This seminar will be held in the Neurological Institute of New York's Auditorium (1st floor). Columbia University's Intercampus Shuttle Service is the best way to travel between campuses.
Both behavioral economic research and neuroeconomic research have led to major advances in our understanding of behavior and brain, respectively. Many phenomena (e.g., temporal discounting) have been studied across multiple levels of analysis (e.g., brain function, individual choices in laboratories, real-world population decisions), raising the possibility of models that can integrate findings across those levels. Dr. Huettel's talk will consider the challenge of integrating neuroscience into models of decision-making behavior — both theoretically and practically — using examples from his laboratory’s recent work on economic and social decisions.
Scott Huettel is Professor and Chair of the Department of Psychology and Neuroscience at Duke University, with secondary appointments in the Departments of Psychiatry and Neurobiology. His research uses a combination of behavioral, physiological, and neuroscience techniques to discover the neural mechanisms that underlie higher cognition, with a focus on economic and social decision making.

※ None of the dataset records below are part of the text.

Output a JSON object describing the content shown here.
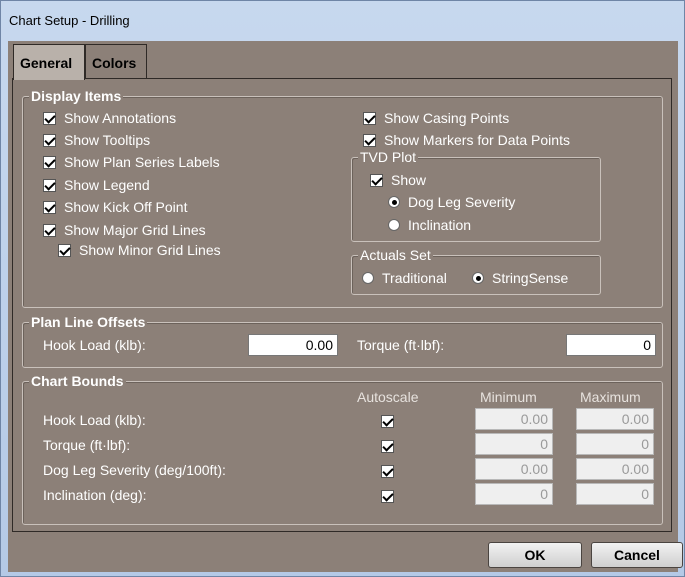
{
  "window": {
    "title": "Chart Setup - Drilling"
  },
  "tabs": [
    {
      "label": "General"
    },
    {
      "label": "Colors"
    }
  ],
  "display_items": {
    "legend": "Display Items",
    "left_checks": [
      {
        "label": "Show Annotations",
        "checked": true
      },
      {
        "label": "Show Tooltips",
        "checked": true
      },
      {
        "label": "Show Plan Series Labels",
        "checked": true
      },
      {
        "label": "Show Legend",
        "checked": true
      },
      {
        "label": "Show Kick Off Point",
        "checked": true
      },
      {
        "label": "Show Major Grid Lines",
        "checked": true
      },
      {
        "label": "Show Minor Grid Lines",
        "checked": true
      }
    ],
    "right_checks": [
      {
        "label": "Show Casing Points",
        "checked": true
      },
      {
        "label": "Show Markers for Data Points",
        "checked": true
      }
    ],
    "tvd_plot": {
      "legend": "TVD Plot",
      "show_label": "Show",
      "show_checked": true,
      "options": [
        {
          "label": "Dog Leg Severity",
          "selected": true
        },
        {
          "label": "Inclination",
          "selected": false
        }
      ]
    },
    "actuals_set": {
      "legend": "Actuals Set",
      "options": [
        {
          "label": "Traditional",
          "selected": false
        },
        {
          "label": "StringSense",
          "selected": true
        }
      ]
    }
  },
  "plan_line_offsets": {
    "legend": "Plan Line Offsets",
    "hook_load_label": "Hook Load  (klb):",
    "hook_load_value": "0.00",
    "torque_label": "Torque (ft·lbf):",
    "torque_value": "0"
  },
  "chart_bounds": {
    "legend": "Chart Bounds",
    "headers": {
      "autoscale": "Autoscale",
      "minimum": "Minimum",
      "maximum": "Maximum"
    },
    "rows": [
      {
        "label": "Hook Load  (klb):",
        "autoscale": true,
        "min": "0.00",
        "max": "0.00"
      },
      {
        "label": "Torque (ft·lbf):",
        "autoscale": true,
        "min": "0",
        "max": "0"
      },
      {
        "label": "Dog Leg Severity (deg/100ft):",
        "autoscale": true,
        "min": "0.00",
        "max": "0.00"
      },
      {
        "label": "Inclination (deg):",
        "autoscale": true,
        "min": "0",
        "max": "0"
      }
    ]
  },
  "buttons": {
    "ok": "OK",
    "cancel": "Cancel"
  }
}
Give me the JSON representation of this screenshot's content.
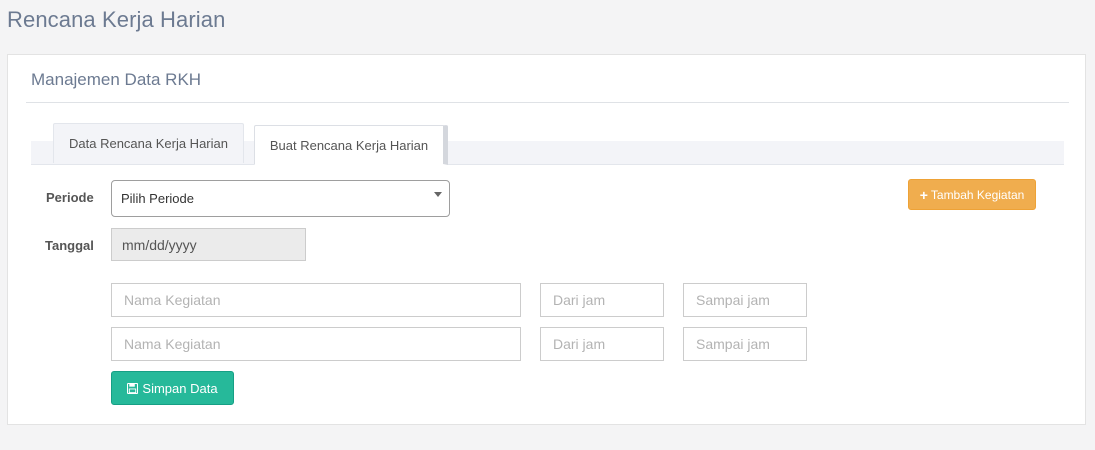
{
  "page": {
    "title": "Rencana Kerja Harian"
  },
  "card": {
    "title": "Manajemen Data RKH"
  },
  "tabs": [
    {
      "label": "Data Rencana Kerja Harian",
      "active": false
    },
    {
      "label": "Buat Rencana Kerja Harian",
      "active": true
    }
  ],
  "form": {
    "periode_label": "Periode",
    "periode_value": "Pilih Periode",
    "tanggal_label": "Tanggal",
    "tanggal_value": "mm/dd/yyyy",
    "tambah_button": "Tambah Kegiatan",
    "activities": [
      {
        "nama_placeholder": "Nama Kegiatan",
        "dari_placeholder": "Dari jam",
        "sampai_placeholder": "Sampai jam"
      },
      {
        "nama_placeholder": "Nama Kegiatan",
        "dari_placeholder": "Dari jam",
        "sampai_placeholder": "Sampai jam"
      }
    ],
    "simpan_button": "Simpan Data"
  },
  "colors": {
    "title": "#6c7a91",
    "warning_button": "#f0ad4e",
    "success_button": "#26b99a"
  },
  "icons": {
    "tambah": "plus-icon",
    "simpan": "floppy-disk-icon",
    "select": "caret-down-icon"
  }
}
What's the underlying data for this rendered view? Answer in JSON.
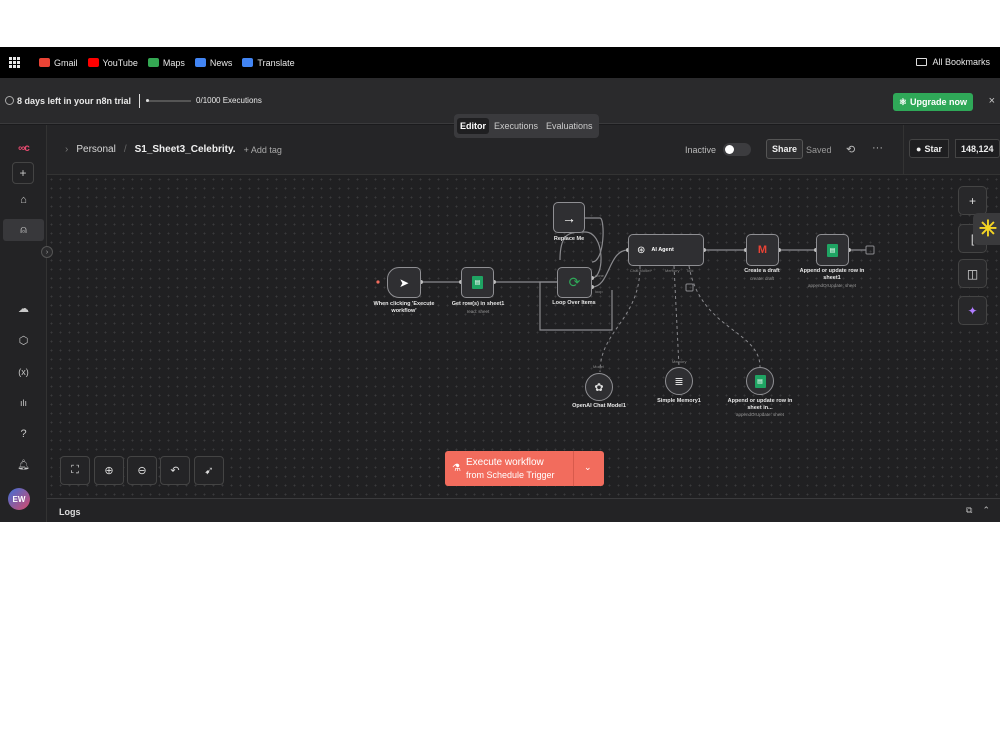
{
  "bookmarks": {
    "items": [
      {
        "label": "Gmail",
        "color": "#ea4335"
      },
      {
        "label": "YouTube",
        "color": "#ff0000"
      },
      {
        "label": "Maps",
        "color": "#34a853"
      },
      {
        "label": "News",
        "color": "#4285f4"
      },
      {
        "label": "Translate",
        "color": "#4285f4"
      }
    ],
    "all_bookmarks": "All Bookmarks"
  },
  "trial": {
    "days_left": "8 days left in your n8n trial",
    "executions": "0/1000 Executions",
    "executions_used_fraction": 0,
    "upgrade_label": "Upgrade now",
    "close": "×"
  },
  "sidebar": {
    "logo": "∞c",
    "add": "+",
    "icons": [
      "home-icon",
      "user-icon",
      "cloud-icon",
      "package-icon",
      "variables-icon",
      "insights-icon",
      "help-icon",
      "bell-icon"
    ],
    "glyphs": {
      "home": "⌂",
      "user": "⍝",
      "cloud": "☁",
      "package": "⬡",
      "variables": "(x)",
      "insights": "ılı",
      "help": "?",
      "bell": "🔔︎"
    },
    "avatar": "EW"
  },
  "header": {
    "breadcrumb_prefix": "›",
    "project": "Personal",
    "separator": "/",
    "workflow_name": "S1_Sheet3_Celebrity.",
    "add_tag": "+ Add tag",
    "status": "Inactive",
    "share": "Share",
    "saved": "Saved",
    "history_glyph": "⟲",
    "more_glyph": "···",
    "github_star": "Star",
    "star_count": "148,124"
  },
  "tabs": [
    {
      "label": "Editor",
      "active": true
    },
    {
      "label": "Executions",
      "active": false
    },
    {
      "label": "Evaluations",
      "active": false
    }
  ],
  "nodes": {
    "trigger": {
      "label": "When clicking 'Execute workflow'"
    },
    "get_rows": {
      "label": "Get row(s) in sheet1",
      "sub": "read: sheet"
    },
    "replace_me": {
      "label": "Replace Me"
    },
    "loop": {
      "label": "Loop Over Items",
      "done": "done",
      "loop": "loop"
    },
    "ai_agent": {
      "label": "AI Agent",
      "ports": [
        "Chat Model*",
        "Memory",
        "Tool"
      ]
    },
    "create_draft": {
      "label": "Create a draft",
      "sub": "create: draft"
    },
    "append_1": {
      "label": "Append or update row in sheet1",
      "sub": "appendOrUpdate: sheet"
    },
    "openai": {
      "label": "OpenAI Chat Model1",
      "port": "Model"
    },
    "memory": {
      "label": "Simple Memory1",
      "port": "Memory"
    },
    "append_2": {
      "label": "Append or update row in sheet in...",
      "sub": "appendOrUpdate: sheet"
    }
  },
  "toolbar": {
    "execute_title": "Execute workflow",
    "execute_sub": "from Schedule Trigger"
  },
  "logs": {
    "title": "Logs"
  },
  "colors": {
    "accent": "#f26c5d",
    "upgrade": "#2fa858",
    "sheets": "#1fa463",
    "brand": "#ea4b71"
  }
}
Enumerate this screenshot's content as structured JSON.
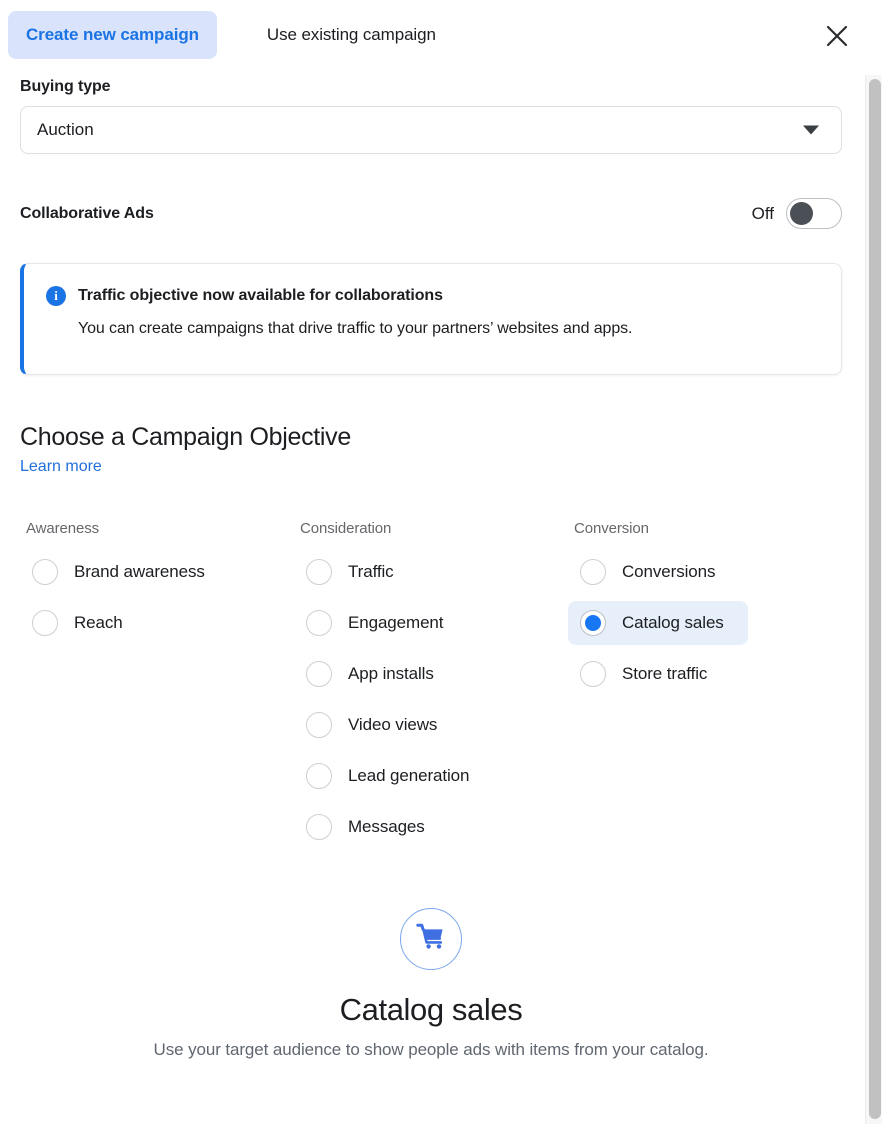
{
  "tabs": [
    {
      "label": "Create new campaign",
      "active": true
    },
    {
      "label": "Use existing campaign",
      "active": false
    }
  ],
  "close_label": "Close",
  "buying_type": {
    "label": "Buying type",
    "value": "Auction"
  },
  "collaborative_ads": {
    "label": "Collaborative Ads",
    "state_label": "Off",
    "enabled": false
  },
  "info_card": {
    "icon": "info-icon",
    "title": "Traffic objective now available for collaborations",
    "body": "You can create campaigns that drive traffic to your partners’ websites and apps.",
    "accent_color": "#1b74e4"
  },
  "objective": {
    "title": "Choose a Campaign Objective",
    "learn_more": "Learn more",
    "columns": [
      {
        "title": "Awareness",
        "options": [
          {
            "label": "Brand awareness",
            "selected": false
          },
          {
            "label": "Reach",
            "selected": false
          }
        ]
      },
      {
        "title": "Consideration",
        "options": [
          {
            "label": "Traffic",
            "selected": false
          },
          {
            "label": "Engagement",
            "selected": false
          },
          {
            "label": "App installs",
            "selected": false
          },
          {
            "label": "Video views",
            "selected": false
          },
          {
            "label": "Lead generation",
            "selected": false
          },
          {
            "label": "Messages",
            "selected": false
          }
        ]
      },
      {
        "title": "Conversion",
        "options": [
          {
            "label": "Conversions",
            "selected": false
          },
          {
            "label": "Catalog sales",
            "selected": true
          },
          {
            "label": "Store traffic",
            "selected": false
          }
        ]
      }
    ]
  },
  "preview": {
    "icon": "shopping-cart-icon",
    "title": "Catalog sales",
    "description": "Use your target audience to show people ads with items from your catalog."
  },
  "colors": {
    "accent": "#1b74e4",
    "tab_active_bg": "#d9e3fb",
    "selected_row_bg": "#e7f0fa",
    "radio_fill": "#1877f2",
    "muted_text": "#65676b"
  }
}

Much of his research — which includes collaborations with neuroscientists, psychologists, behavioral economists, and business and medical faculty — falls within the emerging interdiscipline of neuroeconomics.
The Columbia Neuroscience Seminar series is a collaborative effort of Columbia's Zuckerman Institute, the Department of Neuroscience, the Doctoral Program in Neurobiology and Behavior and the Columbia Translational Neuroscience Initiative, and with support from the Kavli Institute for Brain Science.